[[ Task material, beginning ]]

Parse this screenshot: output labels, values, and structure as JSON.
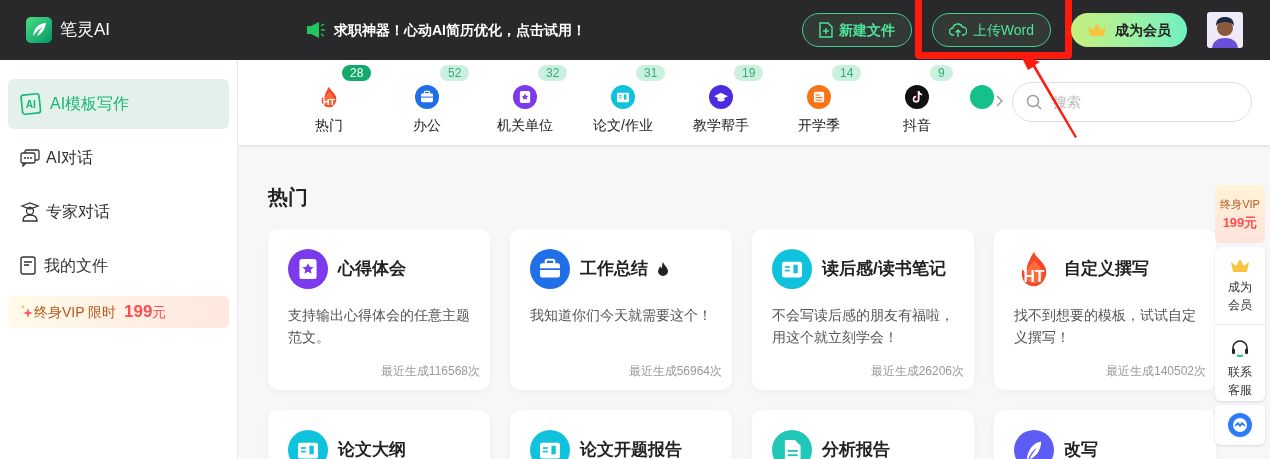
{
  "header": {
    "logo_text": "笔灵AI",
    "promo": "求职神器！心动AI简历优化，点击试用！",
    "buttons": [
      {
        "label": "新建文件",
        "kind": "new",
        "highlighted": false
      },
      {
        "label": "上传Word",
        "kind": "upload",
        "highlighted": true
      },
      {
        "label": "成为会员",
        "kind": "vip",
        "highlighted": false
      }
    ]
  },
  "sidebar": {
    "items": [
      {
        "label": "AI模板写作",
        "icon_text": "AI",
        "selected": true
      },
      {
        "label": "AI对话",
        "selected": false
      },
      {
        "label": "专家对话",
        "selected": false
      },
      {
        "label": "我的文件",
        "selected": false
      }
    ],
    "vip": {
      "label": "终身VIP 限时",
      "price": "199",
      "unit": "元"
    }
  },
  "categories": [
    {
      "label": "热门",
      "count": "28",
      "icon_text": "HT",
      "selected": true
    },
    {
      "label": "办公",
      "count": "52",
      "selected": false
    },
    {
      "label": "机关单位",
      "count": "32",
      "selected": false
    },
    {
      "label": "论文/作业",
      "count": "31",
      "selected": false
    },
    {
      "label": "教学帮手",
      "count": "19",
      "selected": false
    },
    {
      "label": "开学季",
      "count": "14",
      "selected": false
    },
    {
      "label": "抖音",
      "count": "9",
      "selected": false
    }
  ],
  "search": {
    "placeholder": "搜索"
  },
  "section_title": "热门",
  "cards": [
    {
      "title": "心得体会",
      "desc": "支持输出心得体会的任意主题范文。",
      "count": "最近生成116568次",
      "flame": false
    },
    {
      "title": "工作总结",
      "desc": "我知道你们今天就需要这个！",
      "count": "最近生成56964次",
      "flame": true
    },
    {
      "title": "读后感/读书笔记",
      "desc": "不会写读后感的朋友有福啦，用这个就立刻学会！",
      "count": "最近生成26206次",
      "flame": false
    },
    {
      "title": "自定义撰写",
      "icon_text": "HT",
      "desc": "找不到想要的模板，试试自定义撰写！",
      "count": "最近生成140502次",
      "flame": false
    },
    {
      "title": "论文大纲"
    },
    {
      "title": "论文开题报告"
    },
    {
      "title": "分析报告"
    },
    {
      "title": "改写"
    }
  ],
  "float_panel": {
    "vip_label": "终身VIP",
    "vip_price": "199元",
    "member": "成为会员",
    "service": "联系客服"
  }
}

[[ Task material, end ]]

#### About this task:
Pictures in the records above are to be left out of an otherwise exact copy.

#### Task solution:
Parse this screenshot: output labels, values, and structure as JSON.
{
  "header": {
    "logo_text": "笔灵AI",
    "promo": "求职神器！心动AI简历优化，点击试用！",
    "buttons": [
      {
        "label": "新建文件",
        "kind": "new",
        "highlighted": false
      },
      {
        "label": "上传Word",
        "kind": "upload",
        "highlighted": true
      },
      {
        "label": "成为会员",
        "kind": "vip",
        "highlighted": false
      }
    ]
  },
  "sidebar": {
    "items": [
      {
        "label": "AI模板写作",
        "icon_text": "AI",
        "selected": true
      },
      {
        "label": "AI对话",
        "selected": false
      },
      {
        "label": "专家对话",
        "selected": false
      },
      {
        "label": "我的文件",
        "selected": false
      }
    ],
    "vip": {
      "label": "终身VIP 限时",
      "price": "199",
      "unit": "元"
    }
  },
  "categories": [
    {
      "label": "热门",
      "count": "28",
      "icon_text": "HT",
      "selected": true
    },
    {
      "label": "办公",
      "count": "52",
      "selected": false
    },
    {
      "label": "机关单位",
      "count": "32",
      "selected": false
    },
    {
      "label": "论文/作业",
      "count": "31",
      "selected": false
    },
    {
      "label": "教学帮手",
      "count": "19",
      "selected": false
    },
    {
      "label": "开学季",
      "count": "14",
      "selected": false
    },
    {
      "label": "抖音",
      "count": "9",
      "selected": false
    }
  ],
  "search": {
    "placeholder": "搜索"
  },
  "section_title": "热门",
  "cards": [
    {
      "title": "心得体会",
      "desc": "支持输出心得体会的任意主题范文。",
      "count": "最近生成116568次",
      "flame": false
    },
    {
      "title": "工作总结",
      "desc": "我知道你们今天就需要这个！",
      "count": "最近生成56964次",
      "flame": true
    },
    {
      "title": "读后感/读书笔记",
      "desc": "不会写读后感的朋友有福啦，用这个就立刻学会！",
      "count": "最近生成26206次",
      "flame": false
    },
    {
      "title": "自定义撰写",
      "icon_text": "HT",
      "desc": "找不到想要的模板，试试自定义撰写！",
      "count": "最近生成140502次",
      "flame": false
    },
    {
      "title": "论文大纲"
    },
    {
      "title": "论文开题报告"
    },
    {
      "title": "分析报告"
    },
    {
      "title": "改写"
    }
  ],
  "float_panel": {
    "vip_label": "终身VIP",
    "vip_price": "199元",
    "member": "成为会员",
    "service": "联系客服"
  }
}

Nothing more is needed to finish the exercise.